Could you copy every line in the listing below that has the word "active"?
=======
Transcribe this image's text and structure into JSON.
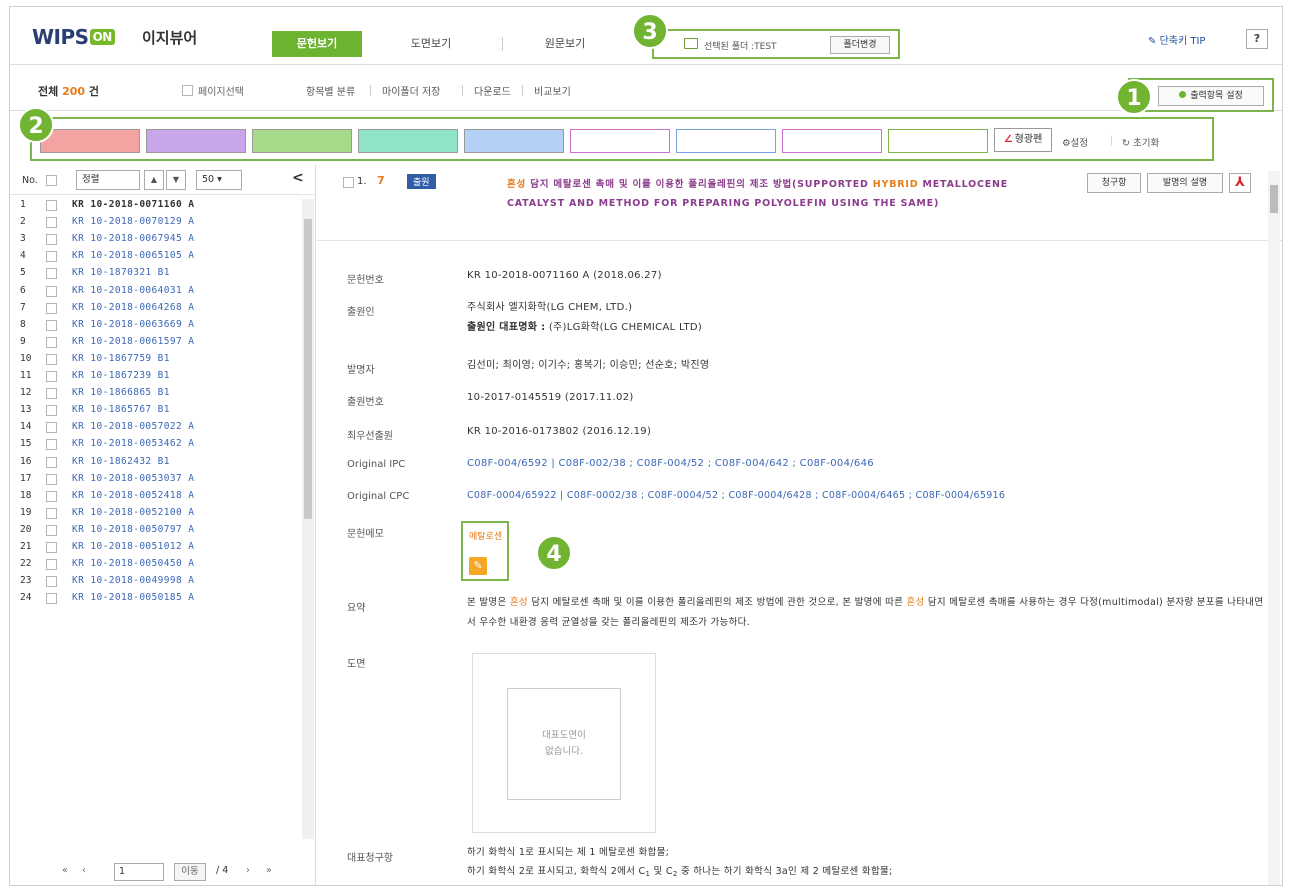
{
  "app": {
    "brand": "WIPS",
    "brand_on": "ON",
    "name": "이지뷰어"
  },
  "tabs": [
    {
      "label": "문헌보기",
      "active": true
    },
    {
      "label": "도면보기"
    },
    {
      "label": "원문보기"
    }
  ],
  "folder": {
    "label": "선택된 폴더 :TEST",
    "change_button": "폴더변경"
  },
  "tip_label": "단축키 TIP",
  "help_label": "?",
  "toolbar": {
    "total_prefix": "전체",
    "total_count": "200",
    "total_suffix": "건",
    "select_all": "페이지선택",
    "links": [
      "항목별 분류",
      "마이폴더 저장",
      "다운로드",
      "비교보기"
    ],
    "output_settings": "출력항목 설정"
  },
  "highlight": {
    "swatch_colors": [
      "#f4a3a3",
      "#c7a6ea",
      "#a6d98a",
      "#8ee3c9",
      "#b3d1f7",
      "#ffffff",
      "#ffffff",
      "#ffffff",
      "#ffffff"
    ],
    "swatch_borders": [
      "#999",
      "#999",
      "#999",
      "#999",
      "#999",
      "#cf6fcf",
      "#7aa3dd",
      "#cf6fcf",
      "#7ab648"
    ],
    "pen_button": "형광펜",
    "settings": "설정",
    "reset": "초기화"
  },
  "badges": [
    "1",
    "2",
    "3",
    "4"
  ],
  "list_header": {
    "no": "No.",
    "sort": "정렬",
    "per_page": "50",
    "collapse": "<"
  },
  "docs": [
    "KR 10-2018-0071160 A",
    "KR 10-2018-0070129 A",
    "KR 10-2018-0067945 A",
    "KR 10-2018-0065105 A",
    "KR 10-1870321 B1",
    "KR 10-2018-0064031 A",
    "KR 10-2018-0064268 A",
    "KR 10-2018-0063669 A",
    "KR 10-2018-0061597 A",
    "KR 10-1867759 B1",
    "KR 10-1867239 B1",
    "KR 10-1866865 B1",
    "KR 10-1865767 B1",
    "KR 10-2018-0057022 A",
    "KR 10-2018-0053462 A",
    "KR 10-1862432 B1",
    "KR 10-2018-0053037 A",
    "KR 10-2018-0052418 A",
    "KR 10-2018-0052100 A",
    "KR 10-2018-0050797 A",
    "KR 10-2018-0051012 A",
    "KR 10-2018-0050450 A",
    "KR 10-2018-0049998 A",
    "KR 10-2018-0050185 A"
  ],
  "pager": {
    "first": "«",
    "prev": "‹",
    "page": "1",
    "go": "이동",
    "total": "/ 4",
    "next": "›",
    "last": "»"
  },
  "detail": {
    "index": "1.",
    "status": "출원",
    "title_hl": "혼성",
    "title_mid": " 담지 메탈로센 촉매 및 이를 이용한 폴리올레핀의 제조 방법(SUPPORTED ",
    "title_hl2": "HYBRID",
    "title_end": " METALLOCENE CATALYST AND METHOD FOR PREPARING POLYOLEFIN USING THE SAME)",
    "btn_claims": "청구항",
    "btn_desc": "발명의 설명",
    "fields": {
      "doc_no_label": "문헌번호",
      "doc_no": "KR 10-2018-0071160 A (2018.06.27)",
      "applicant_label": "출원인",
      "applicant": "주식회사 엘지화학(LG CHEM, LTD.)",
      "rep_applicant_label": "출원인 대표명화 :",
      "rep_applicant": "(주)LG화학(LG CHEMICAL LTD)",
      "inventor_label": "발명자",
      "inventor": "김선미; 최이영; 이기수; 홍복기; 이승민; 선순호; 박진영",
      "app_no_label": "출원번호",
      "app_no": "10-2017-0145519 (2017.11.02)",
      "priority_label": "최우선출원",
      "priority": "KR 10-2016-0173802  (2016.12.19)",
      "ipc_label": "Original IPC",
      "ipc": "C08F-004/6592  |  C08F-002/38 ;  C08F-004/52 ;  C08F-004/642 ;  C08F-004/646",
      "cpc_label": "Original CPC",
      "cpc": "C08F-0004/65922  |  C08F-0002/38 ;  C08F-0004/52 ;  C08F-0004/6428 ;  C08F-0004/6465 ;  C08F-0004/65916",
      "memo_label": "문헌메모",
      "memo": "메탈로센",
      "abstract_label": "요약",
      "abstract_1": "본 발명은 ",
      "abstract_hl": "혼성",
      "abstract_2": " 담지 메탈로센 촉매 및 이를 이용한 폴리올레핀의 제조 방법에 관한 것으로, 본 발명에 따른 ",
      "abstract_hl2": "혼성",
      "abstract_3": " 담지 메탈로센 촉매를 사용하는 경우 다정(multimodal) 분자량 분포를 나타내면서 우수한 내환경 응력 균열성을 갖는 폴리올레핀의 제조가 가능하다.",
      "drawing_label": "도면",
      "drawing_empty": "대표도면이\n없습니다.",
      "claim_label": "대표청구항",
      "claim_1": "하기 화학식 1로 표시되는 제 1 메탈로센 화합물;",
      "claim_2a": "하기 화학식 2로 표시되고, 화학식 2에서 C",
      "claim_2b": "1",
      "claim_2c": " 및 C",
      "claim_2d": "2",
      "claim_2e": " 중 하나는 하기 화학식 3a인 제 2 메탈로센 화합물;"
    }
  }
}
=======
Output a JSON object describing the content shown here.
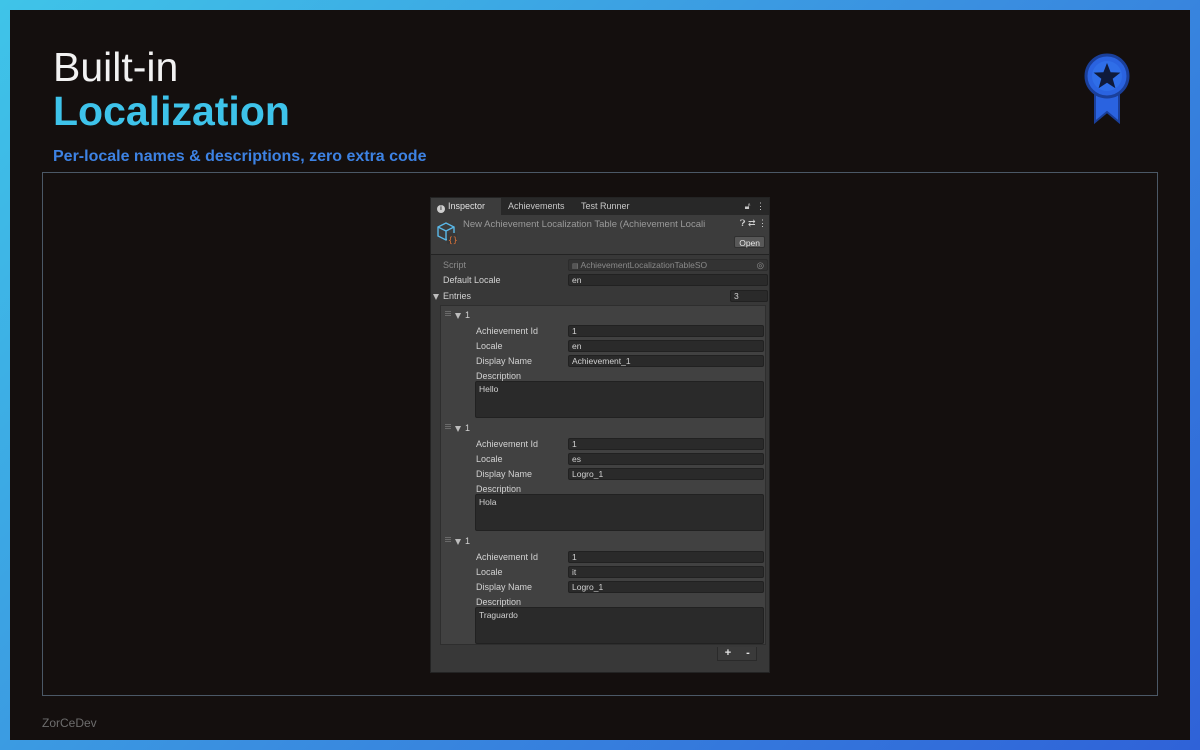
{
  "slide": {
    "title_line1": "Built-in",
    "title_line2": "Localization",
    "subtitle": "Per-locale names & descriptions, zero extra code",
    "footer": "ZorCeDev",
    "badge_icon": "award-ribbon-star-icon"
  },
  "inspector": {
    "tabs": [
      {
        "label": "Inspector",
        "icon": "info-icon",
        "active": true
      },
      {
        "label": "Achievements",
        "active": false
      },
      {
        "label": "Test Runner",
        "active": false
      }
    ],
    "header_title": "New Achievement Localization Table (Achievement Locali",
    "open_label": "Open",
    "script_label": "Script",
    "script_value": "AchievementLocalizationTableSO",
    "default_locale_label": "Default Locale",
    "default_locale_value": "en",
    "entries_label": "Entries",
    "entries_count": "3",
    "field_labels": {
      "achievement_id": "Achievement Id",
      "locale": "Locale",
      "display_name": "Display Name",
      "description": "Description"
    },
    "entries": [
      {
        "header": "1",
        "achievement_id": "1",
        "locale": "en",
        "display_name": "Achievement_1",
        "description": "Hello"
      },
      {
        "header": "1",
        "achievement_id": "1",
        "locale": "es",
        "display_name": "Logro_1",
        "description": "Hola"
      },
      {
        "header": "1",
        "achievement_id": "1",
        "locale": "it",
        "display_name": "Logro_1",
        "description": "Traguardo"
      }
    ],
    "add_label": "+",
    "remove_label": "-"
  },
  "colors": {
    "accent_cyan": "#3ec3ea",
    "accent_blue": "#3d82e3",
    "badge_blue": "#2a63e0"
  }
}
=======
* _EXERCISE SOLUTION_
      "active": true
        "active": true
        "active": false
        "active": false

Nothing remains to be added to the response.